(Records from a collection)
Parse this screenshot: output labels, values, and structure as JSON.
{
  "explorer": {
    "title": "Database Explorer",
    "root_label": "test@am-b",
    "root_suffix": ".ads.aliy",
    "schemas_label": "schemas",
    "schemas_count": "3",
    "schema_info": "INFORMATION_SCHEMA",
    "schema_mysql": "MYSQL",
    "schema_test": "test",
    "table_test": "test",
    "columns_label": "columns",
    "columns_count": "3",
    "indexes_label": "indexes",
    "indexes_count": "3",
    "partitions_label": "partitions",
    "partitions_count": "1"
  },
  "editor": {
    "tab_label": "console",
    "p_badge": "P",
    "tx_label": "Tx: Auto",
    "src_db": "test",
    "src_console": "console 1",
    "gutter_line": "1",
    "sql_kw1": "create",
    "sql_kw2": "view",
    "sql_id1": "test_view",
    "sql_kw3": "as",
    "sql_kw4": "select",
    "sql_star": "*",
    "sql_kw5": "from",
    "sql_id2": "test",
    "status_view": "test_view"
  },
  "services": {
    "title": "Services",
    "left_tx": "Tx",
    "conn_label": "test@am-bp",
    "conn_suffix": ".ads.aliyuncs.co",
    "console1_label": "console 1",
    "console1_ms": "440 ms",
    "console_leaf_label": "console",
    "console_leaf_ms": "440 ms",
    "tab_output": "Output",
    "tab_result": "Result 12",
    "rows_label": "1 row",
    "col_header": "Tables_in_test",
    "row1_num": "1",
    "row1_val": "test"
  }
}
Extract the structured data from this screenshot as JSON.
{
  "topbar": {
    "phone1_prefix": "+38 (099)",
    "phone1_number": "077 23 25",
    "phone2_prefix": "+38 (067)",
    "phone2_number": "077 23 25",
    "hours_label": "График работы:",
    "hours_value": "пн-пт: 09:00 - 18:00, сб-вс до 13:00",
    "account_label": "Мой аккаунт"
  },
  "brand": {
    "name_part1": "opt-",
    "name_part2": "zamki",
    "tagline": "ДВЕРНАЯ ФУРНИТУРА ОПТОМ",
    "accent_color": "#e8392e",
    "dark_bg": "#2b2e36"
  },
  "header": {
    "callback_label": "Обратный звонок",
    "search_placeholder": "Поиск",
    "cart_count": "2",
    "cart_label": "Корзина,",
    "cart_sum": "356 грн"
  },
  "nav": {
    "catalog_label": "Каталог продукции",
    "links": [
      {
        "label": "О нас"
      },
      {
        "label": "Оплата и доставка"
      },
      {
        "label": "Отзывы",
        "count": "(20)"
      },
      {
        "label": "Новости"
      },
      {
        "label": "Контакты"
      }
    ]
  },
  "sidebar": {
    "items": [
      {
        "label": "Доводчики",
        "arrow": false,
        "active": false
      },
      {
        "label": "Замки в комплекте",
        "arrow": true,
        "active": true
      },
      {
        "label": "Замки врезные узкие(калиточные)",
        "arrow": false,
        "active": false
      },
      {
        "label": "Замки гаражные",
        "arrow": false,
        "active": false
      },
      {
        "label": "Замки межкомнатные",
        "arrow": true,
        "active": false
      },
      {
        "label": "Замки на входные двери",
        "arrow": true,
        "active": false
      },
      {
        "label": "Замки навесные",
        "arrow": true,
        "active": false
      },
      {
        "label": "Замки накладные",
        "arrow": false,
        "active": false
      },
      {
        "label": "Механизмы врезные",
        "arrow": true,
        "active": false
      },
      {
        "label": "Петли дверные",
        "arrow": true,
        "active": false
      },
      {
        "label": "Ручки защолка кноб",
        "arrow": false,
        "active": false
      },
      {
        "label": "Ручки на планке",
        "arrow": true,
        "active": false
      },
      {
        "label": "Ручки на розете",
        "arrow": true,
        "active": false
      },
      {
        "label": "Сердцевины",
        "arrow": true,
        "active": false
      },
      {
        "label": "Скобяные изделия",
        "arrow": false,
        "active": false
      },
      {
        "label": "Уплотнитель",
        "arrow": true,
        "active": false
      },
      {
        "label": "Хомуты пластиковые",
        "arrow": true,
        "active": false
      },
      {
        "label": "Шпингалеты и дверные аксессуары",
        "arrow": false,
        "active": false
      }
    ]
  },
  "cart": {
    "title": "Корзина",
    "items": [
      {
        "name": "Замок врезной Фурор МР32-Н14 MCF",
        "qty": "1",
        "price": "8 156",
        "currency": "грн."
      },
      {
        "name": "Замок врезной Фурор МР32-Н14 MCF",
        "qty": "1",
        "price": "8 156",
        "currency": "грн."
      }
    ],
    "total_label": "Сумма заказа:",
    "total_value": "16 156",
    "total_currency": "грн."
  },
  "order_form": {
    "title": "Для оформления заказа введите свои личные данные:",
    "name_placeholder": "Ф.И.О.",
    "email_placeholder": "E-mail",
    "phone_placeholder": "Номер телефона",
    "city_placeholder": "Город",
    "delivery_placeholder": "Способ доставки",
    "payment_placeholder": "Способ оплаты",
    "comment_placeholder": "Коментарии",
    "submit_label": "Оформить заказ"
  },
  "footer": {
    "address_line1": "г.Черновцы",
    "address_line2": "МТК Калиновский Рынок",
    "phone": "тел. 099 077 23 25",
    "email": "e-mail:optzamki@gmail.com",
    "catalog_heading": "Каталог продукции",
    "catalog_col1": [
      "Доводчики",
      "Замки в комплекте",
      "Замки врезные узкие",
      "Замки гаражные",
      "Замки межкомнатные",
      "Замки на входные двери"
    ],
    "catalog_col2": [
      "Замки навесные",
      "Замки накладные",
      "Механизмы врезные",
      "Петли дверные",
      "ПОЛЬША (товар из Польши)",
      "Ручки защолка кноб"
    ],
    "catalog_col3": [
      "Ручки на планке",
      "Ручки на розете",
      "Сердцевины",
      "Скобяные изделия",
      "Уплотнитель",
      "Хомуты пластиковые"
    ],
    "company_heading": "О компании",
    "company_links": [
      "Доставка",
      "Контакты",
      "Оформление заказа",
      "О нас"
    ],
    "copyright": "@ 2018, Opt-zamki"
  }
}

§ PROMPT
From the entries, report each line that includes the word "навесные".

§ COMPLETED TASK
        "label": "Замки навесные",
      "Замки навесные",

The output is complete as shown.